Juárez Cedillo, Héctor. "Lorena Ochoa: La nueva reina del golf." Caras Golf 2, no. 1 (2006): 24-27.

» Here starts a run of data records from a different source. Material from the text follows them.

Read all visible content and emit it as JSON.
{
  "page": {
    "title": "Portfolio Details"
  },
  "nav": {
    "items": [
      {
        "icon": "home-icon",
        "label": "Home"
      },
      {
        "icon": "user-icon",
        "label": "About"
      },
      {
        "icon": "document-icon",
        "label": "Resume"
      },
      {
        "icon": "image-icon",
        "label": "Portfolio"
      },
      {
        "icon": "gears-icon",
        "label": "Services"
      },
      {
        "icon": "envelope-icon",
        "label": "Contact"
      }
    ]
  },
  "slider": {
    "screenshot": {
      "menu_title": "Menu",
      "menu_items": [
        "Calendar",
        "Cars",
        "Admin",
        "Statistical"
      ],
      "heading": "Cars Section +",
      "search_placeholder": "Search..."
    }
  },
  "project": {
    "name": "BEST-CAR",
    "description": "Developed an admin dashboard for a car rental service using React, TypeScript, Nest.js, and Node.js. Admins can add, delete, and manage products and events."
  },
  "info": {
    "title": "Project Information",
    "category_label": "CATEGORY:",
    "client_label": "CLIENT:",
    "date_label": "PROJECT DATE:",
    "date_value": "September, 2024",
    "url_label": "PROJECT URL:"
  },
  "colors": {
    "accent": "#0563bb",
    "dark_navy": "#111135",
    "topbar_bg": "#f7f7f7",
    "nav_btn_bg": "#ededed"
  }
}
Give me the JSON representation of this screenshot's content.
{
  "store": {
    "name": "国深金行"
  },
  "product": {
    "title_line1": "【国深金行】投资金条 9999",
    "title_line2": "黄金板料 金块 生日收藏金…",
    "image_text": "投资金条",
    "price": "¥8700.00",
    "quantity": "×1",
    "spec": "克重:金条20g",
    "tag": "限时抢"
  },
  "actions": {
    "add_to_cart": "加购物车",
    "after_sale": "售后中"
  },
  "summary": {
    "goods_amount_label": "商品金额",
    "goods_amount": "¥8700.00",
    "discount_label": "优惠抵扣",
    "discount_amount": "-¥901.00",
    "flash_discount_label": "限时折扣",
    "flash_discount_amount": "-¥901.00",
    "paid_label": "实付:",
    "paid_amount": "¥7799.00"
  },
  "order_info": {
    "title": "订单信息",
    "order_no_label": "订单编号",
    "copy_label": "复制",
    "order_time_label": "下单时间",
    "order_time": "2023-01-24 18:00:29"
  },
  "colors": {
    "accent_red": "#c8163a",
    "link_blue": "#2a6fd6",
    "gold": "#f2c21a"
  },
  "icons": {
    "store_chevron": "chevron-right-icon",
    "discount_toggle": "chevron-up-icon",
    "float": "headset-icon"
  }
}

                                         Joseph L. Arbena